[Start of Attachment]

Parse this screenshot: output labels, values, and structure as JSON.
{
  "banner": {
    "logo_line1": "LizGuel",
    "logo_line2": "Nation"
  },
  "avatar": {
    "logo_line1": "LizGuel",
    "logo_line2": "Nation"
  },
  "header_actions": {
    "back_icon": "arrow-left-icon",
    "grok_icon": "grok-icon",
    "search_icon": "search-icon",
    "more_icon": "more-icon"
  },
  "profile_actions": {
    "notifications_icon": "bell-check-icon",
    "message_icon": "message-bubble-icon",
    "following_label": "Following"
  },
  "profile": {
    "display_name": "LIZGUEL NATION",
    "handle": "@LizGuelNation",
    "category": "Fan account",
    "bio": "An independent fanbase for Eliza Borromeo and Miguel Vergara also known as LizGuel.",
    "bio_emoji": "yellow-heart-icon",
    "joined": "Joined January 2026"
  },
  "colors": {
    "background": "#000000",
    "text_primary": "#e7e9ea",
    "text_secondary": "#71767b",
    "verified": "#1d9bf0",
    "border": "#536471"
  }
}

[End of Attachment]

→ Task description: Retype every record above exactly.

→ Output below:
Parse this screenshot: output labels, values, and structure as JSON.
{
  "banner": {
    "logo_line1": "LizGuel",
    "logo_line2": "Nation"
  },
  "avatar": {
    "logo_line1": "LizGuel",
    "logo_line2": "Nation"
  },
  "header_actions": {
    "back_icon": "arrow-left-icon",
    "grok_icon": "grok-icon",
    "search_icon": "search-icon",
    "more_icon": "more-icon"
  },
  "profile_actions": {
    "notifications_icon": "bell-check-icon",
    "message_icon": "message-bubble-icon",
    "following_label": "Following"
  },
  "profile": {
    "display_name": "LIZGUEL NATION",
    "handle": "@LizGuelNation",
    "category": "Fan account",
    "bio": "An independent fanbase for Eliza Borromeo and Miguel Vergara also known as LizGuel.",
    "bio_emoji": "yellow-heart-icon",
    "joined": "Joined January 2026"
  },
  "colors": {
    "background": "#000000",
    "text_primary": "#e7e9ea",
    "text_secondary": "#71767b",
    "verified": "#1d9bf0",
    "border": "#536471"
  }
}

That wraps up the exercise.